What you should do
Which lines of the records below contain the word "name"? Show each one.

(Records from a dataset)
[Start of section]

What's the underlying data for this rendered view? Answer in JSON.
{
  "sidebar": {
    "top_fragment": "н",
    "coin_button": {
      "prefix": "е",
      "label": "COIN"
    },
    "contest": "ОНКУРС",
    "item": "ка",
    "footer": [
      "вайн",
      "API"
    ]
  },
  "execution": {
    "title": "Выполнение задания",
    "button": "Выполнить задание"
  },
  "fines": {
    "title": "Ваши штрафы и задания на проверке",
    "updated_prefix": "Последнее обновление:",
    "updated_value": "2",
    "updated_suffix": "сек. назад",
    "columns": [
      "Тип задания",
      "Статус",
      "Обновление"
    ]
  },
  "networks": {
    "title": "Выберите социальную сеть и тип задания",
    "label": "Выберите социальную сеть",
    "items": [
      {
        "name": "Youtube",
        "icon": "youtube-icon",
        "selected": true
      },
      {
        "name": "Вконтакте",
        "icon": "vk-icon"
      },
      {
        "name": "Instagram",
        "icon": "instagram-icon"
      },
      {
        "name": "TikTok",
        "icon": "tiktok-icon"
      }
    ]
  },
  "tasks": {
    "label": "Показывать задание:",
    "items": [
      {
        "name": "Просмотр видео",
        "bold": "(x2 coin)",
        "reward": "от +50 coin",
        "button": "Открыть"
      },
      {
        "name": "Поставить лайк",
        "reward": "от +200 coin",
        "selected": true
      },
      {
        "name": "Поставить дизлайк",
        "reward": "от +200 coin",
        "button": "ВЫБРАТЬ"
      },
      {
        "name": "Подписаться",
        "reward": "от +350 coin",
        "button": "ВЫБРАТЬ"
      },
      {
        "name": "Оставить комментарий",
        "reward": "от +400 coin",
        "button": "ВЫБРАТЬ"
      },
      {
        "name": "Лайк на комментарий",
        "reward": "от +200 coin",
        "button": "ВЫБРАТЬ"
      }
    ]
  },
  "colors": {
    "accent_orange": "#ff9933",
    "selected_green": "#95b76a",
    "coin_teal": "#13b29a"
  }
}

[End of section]

Task response
        "name": "Youtube",
        "name": "Вконтакте",
        "name": "Instagram",
        "name": "TikTok",
        "name": "Просмотр видео",
        "name": "Поставить лайк",
        "name": "Поставить дизлайк",
        "name": "Подписаться",
        "name": "Оставить комментарий",
        "name": "Лайк на комментарий",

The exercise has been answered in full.